• Supplied material

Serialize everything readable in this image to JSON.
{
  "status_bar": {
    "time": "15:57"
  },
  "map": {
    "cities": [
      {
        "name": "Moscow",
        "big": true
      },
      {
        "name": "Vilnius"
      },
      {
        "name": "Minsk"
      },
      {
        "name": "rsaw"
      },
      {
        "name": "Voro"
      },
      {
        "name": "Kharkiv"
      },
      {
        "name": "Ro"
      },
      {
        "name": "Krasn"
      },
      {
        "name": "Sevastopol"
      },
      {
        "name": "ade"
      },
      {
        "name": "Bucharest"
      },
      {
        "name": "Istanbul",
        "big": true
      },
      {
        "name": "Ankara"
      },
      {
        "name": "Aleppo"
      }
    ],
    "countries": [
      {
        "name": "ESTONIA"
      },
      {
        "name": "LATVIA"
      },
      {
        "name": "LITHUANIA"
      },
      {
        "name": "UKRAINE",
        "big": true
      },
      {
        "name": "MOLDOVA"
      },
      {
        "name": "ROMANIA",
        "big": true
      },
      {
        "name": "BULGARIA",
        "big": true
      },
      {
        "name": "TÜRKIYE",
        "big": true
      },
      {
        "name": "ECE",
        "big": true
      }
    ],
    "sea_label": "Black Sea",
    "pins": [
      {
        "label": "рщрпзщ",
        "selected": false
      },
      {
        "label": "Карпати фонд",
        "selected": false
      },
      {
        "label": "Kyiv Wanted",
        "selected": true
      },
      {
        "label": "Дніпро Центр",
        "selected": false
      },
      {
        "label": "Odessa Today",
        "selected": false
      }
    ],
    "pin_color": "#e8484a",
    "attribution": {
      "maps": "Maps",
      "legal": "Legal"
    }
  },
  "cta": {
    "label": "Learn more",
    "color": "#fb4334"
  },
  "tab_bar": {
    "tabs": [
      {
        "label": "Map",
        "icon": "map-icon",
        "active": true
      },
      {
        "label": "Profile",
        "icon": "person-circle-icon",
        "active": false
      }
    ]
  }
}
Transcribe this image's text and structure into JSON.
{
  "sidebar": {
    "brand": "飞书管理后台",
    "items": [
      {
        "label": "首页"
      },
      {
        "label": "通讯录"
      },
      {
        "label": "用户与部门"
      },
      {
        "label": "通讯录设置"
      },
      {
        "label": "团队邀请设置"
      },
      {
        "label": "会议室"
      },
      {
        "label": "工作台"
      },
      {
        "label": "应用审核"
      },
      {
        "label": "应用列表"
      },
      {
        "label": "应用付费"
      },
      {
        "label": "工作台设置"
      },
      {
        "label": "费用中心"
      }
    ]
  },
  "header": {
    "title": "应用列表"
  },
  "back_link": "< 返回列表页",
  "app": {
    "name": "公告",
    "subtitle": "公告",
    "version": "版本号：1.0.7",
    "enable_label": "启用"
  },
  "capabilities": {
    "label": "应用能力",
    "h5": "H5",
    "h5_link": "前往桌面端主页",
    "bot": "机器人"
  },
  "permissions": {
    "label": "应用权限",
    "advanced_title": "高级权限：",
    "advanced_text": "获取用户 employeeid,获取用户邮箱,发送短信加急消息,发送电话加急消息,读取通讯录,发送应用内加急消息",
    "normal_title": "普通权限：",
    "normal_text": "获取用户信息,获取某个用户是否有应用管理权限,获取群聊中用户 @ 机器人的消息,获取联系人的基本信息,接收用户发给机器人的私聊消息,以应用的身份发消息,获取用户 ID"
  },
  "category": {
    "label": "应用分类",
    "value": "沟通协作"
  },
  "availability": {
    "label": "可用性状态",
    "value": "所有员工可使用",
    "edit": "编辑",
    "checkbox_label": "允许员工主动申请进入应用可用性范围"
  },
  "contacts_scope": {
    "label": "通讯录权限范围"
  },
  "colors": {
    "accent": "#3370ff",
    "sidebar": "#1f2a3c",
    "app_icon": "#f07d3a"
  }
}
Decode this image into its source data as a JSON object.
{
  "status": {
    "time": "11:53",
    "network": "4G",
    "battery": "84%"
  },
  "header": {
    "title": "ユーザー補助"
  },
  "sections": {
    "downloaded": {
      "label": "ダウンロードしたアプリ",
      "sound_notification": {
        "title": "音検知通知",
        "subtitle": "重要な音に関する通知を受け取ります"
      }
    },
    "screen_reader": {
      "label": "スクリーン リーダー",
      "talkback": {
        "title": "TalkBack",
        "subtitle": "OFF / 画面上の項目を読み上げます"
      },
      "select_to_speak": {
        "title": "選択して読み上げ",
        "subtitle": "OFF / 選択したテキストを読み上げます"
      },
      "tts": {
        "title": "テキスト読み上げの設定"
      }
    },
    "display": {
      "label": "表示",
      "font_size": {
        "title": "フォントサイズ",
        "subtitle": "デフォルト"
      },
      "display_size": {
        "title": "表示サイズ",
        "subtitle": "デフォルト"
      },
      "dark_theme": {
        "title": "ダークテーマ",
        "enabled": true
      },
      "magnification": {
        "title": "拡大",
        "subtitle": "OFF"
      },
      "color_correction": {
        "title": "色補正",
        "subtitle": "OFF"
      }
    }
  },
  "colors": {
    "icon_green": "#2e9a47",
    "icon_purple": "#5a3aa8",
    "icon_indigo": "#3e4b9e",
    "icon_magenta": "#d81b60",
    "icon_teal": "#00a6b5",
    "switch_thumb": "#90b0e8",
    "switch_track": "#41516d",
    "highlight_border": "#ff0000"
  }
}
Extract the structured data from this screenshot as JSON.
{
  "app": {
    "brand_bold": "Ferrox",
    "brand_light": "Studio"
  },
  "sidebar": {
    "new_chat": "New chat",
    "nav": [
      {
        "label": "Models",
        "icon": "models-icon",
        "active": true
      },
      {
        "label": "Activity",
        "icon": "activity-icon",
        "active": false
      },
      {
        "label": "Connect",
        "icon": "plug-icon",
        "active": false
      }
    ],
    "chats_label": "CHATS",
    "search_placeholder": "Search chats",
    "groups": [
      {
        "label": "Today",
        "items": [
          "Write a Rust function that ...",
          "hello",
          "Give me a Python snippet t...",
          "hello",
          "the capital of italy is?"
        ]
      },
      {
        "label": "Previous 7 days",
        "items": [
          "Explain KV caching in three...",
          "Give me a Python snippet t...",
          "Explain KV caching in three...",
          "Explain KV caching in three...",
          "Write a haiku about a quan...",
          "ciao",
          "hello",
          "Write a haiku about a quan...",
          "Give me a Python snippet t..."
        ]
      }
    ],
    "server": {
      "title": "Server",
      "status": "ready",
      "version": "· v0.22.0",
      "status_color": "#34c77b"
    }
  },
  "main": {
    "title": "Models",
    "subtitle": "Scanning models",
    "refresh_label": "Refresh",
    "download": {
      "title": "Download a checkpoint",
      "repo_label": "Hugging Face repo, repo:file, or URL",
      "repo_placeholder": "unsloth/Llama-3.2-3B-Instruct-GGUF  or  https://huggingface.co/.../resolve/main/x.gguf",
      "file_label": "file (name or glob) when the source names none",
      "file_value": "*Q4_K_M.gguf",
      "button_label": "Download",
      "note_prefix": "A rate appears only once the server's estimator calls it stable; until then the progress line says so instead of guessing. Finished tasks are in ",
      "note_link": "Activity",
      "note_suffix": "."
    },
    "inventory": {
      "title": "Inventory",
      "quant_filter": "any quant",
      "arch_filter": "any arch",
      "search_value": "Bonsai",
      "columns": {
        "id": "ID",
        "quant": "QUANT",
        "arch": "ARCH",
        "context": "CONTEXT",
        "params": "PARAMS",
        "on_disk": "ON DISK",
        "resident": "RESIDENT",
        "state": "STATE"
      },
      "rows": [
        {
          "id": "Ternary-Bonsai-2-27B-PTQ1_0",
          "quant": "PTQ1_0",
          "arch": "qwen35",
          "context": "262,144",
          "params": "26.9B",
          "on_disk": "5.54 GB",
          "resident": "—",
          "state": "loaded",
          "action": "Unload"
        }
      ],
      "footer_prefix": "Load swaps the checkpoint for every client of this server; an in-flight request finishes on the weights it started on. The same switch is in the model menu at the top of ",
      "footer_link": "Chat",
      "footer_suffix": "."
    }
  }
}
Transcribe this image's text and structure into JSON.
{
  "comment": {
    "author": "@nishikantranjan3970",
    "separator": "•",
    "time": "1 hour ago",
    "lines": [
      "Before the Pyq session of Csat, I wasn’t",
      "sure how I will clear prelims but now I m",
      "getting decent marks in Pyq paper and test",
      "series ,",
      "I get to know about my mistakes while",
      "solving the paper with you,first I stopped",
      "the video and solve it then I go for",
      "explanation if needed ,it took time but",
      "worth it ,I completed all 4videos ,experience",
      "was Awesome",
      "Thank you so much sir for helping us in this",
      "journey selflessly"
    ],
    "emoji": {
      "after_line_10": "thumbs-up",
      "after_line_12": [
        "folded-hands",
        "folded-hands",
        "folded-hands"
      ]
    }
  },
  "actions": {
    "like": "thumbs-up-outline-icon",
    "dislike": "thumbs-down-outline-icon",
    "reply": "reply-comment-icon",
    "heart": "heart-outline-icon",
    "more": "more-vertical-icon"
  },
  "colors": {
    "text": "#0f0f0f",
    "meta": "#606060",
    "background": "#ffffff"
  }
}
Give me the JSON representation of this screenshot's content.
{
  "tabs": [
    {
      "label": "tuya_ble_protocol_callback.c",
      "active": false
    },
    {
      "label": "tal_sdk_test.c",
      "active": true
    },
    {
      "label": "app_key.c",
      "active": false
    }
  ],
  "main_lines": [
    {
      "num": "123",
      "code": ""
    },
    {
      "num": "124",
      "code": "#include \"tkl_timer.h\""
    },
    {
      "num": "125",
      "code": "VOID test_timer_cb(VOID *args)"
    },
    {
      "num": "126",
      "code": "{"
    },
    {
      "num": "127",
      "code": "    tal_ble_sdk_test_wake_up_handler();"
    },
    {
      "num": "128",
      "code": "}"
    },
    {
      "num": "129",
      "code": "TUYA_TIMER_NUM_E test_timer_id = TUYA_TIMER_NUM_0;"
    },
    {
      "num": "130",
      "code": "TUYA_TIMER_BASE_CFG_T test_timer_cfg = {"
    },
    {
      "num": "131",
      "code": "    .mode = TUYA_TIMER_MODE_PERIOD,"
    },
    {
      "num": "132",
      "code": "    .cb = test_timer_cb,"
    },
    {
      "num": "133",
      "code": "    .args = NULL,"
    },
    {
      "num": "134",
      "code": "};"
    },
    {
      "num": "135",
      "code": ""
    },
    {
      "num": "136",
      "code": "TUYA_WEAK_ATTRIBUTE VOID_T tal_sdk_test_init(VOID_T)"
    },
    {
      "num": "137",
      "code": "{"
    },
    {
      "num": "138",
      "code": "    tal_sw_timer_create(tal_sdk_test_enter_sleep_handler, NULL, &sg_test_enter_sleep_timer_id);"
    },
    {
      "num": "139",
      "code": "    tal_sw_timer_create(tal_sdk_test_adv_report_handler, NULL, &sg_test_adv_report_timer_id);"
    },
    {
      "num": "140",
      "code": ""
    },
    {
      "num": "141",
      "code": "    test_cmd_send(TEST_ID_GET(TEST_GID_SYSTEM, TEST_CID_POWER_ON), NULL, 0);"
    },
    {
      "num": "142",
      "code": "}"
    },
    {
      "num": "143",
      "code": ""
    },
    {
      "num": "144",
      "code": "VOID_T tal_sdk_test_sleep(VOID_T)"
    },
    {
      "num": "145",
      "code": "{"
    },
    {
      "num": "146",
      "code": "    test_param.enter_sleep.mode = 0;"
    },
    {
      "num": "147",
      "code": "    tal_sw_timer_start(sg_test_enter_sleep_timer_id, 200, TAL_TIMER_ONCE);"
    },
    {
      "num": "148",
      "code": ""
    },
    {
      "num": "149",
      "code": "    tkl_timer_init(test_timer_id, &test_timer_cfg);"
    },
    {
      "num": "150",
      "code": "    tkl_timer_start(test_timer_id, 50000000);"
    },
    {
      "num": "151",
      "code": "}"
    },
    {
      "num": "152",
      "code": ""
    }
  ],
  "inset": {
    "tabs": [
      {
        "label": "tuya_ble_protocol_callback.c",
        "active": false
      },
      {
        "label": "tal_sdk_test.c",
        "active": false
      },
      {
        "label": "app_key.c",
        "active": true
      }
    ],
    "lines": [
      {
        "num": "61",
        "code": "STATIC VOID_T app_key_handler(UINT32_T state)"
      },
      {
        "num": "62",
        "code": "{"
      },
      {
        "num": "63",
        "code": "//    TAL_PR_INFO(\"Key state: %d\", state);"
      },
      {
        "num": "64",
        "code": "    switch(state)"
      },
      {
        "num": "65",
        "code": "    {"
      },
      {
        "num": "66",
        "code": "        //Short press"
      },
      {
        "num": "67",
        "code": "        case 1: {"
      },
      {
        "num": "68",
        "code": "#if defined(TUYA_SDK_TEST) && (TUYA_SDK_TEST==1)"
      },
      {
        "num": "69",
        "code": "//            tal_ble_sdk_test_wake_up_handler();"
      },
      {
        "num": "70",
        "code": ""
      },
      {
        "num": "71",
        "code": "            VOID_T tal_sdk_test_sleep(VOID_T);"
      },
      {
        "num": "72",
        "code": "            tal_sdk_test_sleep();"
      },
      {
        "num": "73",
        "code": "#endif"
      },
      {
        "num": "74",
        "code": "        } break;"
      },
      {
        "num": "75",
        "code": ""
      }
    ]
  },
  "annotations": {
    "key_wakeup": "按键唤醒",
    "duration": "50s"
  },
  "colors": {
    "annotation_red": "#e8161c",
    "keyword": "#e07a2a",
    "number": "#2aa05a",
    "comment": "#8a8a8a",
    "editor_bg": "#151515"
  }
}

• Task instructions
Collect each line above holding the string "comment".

• Task output
  "comment": {
    "reply": "reply-comment-icon",
    "comment": "#8a8a8a",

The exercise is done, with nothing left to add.